Emotional intelligence is something that comes naturally to some people, but not everyone. It's possible to improve your emotional intelligence with practice and effort, though. In this article, learn how you can improve your emotional intelligence to improve your relationships and achieve success.
First, let's talk about how to define what exactly EQ is. An emotional Quotient (EQ) is an individual's ability to identify and manage their own emotions, as well as the emotions of other people. For some people, this comes more naturally than it does for others.
People with high levels of emotional intelligence tend to be more successful in life and do better at work than their peers with lower emotional intelligence. How does emotional intelligence improve your relationships? If you get along better with others, you'll get ahead socially and professionally because of it. When you improve your EQ, people will like working with you more and helping you out because they're able to relate to you better. Plus, increased focus on interpersonal skills boosts self-confidence; if we know we're good at getting along with (and understanding) people in our personal lives and at work, we see ourselves as more overall successful.
Now that we've defined emotional intelligence and looked at how improved EQ can improve relationships both personally and professionally, let's talk about ways you can improve your own levels of emotional intelligence.
Feeling difficult emotions like anger or sadness doesn't mean that there's anything wrong with you; it means that you're experiencing something negative in the moment. Think back to a recent situation where you felt an intense emotion and try to remember exactly what was going on before and after the moment when you felt that emotion - this will help give context for how the emotion affected you.
When we're stressed out and overwhelmed, it's easy to think that everything negative that happens is because of something we did or didn't do. We can't control what happened before, but we can control how we react to our feelings now. Try not to dwell on the past; instead, focus on what you want your future to be like.
Negative emotions like guilt and shame aren't logical (meaning they don't make sense), but they feel completely real and important at the time when you're feeling them. To improve your EQ skills, try keeping a journal where you record every time an uncomfortable emotion comes up and then write about why that emotion occurred based on specific events or triggers.
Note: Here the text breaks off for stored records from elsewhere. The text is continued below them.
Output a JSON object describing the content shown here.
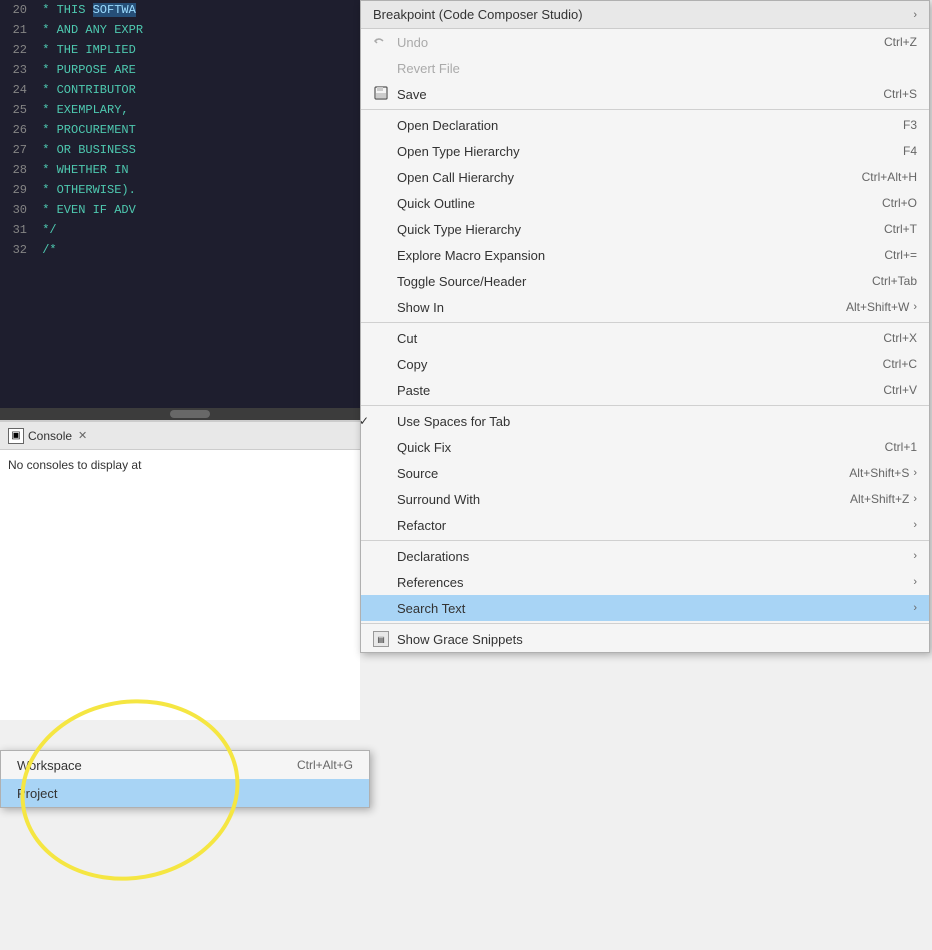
{
  "editor": {
    "lines": [
      {
        "num": "20",
        "content": " * THIS SOFTWA",
        "highlight": "SOFTWA"
      },
      {
        "num": "21",
        "content": " * AND ANY EXPR"
      },
      {
        "num": "22",
        "content": " * THE IMPLIED"
      },
      {
        "num": "23",
        "content": " * PURPOSE ARE"
      },
      {
        "num": "24",
        "content": " * CONTRIBUTOR"
      },
      {
        "num": "25",
        "content": " * EXEMPLARY,"
      },
      {
        "num": "26",
        "content": " * PROCUREMENT"
      },
      {
        "num": "27",
        "content": " * OR BUSINESS"
      },
      {
        "num": "28",
        "content": " * WHETHER IN"
      },
      {
        "num": "29",
        "content": " * OTHERWISE)."
      },
      {
        "num": "30",
        "content": " * EVEN IF ADV"
      },
      {
        "num": "31",
        "content": " */"
      },
      {
        "num": "32",
        "content": " /*"
      }
    ]
  },
  "console": {
    "title": "Console",
    "close_label": "✕",
    "no_console_text": "No consoles to display at"
  },
  "context_menu": {
    "top_item": {
      "label": "Breakpoint (Code Composer Studio)",
      "arrow": "›"
    },
    "items": [
      {
        "id": "undo",
        "label": "Undo",
        "shortcut": "Ctrl+Z",
        "disabled": true,
        "has_icon": true
      },
      {
        "id": "revert",
        "label": "Revert File",
        "disabled": true
      },
      {
        "id": "save",
        "label": "Save",
        "shortcut": "Ctrl+S",
        "has_icon": true
      },
      {
        "id": "separator1"
      },
      {
        "id": "open-declaration",
        "label": "Open Declaration",
        "shortcut": "F3"
      },
      {
        "id": "open-type-hierarchy",
        "label": "Open Type Hierarchy",
        "shortcut": "F4"
      },
      {
        "id": "open-call-hierarchy",
        "label": "Open Call Hierarchy",
        "shortcut": "Ctrl+Alt+H"
      },
      {
        "id": "quick-outline",
        "label": "Quick Outline",
        "shortcut": "Ctrl+O"
      },
      {
        "id": "quick-type-hierarchy",
        "label": "Quick Type Hierarchy",
        "shortcut": "Ctrl+T"
      },
      {
        "id": "explore-macro",
        "label": "Explore Macro Expansion",
        "shortcut": "Ctrl+="
      },
      {
        "id": "toggle-source",
        "label": "Toggle Source/Header",
        "shortcut": "Ctrl+Tab"
      },
      {
        "id": "show-in",
        "label": "Show In",
        "shortcut": "Alt+Shift+W",
        "arrow": "›"
      },
      {
        "id": "separator2"
      },
      {
        "id": "cut",
        "label": "Cut",
        "shortcut": "Ctrl+X"
      },
      {
        "id": "copy",
        "label": "Copy",
        "shortcut": "Ctrl+C"
      },
      {
        "id": "paste",
        "label": "Paste",
        "shortcut": "Ctrl+V"
      },
      {
        "id": "separator3"
      },
      {
        "id": "use-spaces",
        "label": "Use Spaces for Tab",
        "checked": true
      },
      {
        "id": "quick-fix",
        "label": "Quick Fix",
        "shortcut": "Ctrl+1"
      },
      {
        "id": "source",
        "label": "Source",
        "shortcut": "Alt+Shift+S",
        "arrow": "›"
      },
      {
        "id": "surround-with",
        "label": "Surround With",
        "shortcut": "Alt+Shift+Z",
        "arrow": "›"
      },
      {
        "id": "refactor",
        "label": "Refactor",
        "arrow": "›"
      },
      {
        "id": "separator4"
      },
      {
        "id": "declarations",
        "label": "Declarations",
        "arrow": "›"
      },
      {
        "id": "references",
        "label": "References",
        "arrow": "›"
      },
      {
        "id": "search-text",
        "label": "Search Text",
        "arrow": "›",
        "highlighted": true
      },
      {
        "id": "separator5"
      },
      {
        "id": "show-grace",
        "label": "Show Grace Snippets",
        "has_grace_icon": true
      }
    ]
  },
  "submenu": {
    "items": [
      {
        "id": "workspace",
        "label": "Workspace",
        "shortcut": "Ctrl+Alt+G"
      },
      {
        "id": "project",
        "label": "Project",
        "shortcut": "",
        "active": true
      }
    ]
  }
}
It can be difficult to improve your EQ, but it's worth the effort. Improving emotional intelligence will improve how you relate to others and lead to better personal relationships as well as professional success.
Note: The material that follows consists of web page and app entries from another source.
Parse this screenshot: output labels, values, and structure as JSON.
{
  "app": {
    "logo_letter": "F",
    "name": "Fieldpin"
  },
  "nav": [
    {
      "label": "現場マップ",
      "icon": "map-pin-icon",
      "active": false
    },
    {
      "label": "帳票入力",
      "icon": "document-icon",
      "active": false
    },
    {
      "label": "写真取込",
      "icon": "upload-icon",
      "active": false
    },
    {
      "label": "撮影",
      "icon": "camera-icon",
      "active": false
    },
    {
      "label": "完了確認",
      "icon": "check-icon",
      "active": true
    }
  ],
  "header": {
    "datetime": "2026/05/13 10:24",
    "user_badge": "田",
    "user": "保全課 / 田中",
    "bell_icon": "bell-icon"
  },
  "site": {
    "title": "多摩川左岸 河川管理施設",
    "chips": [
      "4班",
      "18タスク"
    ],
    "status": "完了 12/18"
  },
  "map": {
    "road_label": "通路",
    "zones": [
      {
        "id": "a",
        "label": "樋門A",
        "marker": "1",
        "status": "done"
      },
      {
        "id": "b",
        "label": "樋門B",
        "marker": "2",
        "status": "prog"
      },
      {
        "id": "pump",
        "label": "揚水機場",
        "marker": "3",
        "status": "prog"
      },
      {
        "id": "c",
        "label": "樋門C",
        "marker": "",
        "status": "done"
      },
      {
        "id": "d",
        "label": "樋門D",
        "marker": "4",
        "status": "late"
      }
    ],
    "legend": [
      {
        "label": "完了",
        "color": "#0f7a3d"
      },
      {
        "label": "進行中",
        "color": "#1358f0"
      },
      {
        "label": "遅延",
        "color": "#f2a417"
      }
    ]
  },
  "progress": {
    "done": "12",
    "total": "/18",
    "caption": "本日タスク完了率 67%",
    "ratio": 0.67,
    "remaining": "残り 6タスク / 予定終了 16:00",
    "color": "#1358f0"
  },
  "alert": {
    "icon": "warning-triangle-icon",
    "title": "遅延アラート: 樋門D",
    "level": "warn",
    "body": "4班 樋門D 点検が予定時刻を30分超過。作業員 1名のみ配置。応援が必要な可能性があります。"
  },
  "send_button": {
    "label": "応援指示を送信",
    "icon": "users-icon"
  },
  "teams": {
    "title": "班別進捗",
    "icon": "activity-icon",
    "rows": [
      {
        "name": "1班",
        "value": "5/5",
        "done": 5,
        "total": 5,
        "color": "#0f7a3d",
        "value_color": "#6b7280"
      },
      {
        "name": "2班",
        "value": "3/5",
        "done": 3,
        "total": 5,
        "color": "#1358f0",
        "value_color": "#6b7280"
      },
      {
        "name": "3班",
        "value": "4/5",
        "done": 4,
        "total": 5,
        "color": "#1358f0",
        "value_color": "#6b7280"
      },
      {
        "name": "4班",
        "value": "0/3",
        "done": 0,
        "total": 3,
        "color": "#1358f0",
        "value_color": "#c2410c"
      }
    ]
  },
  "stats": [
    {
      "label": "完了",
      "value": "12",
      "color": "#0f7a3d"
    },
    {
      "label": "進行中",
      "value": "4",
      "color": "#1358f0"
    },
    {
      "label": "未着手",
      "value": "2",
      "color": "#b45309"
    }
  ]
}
Walter is IRI's Director of Digital Solutions and founder of UnionProof & A Better Leader. As the creator of Union Proof Certification, Walter provides expert advice, highly effective employee communication resources and ongoing learning opportunities for Human Resources and Labor Relations professionals.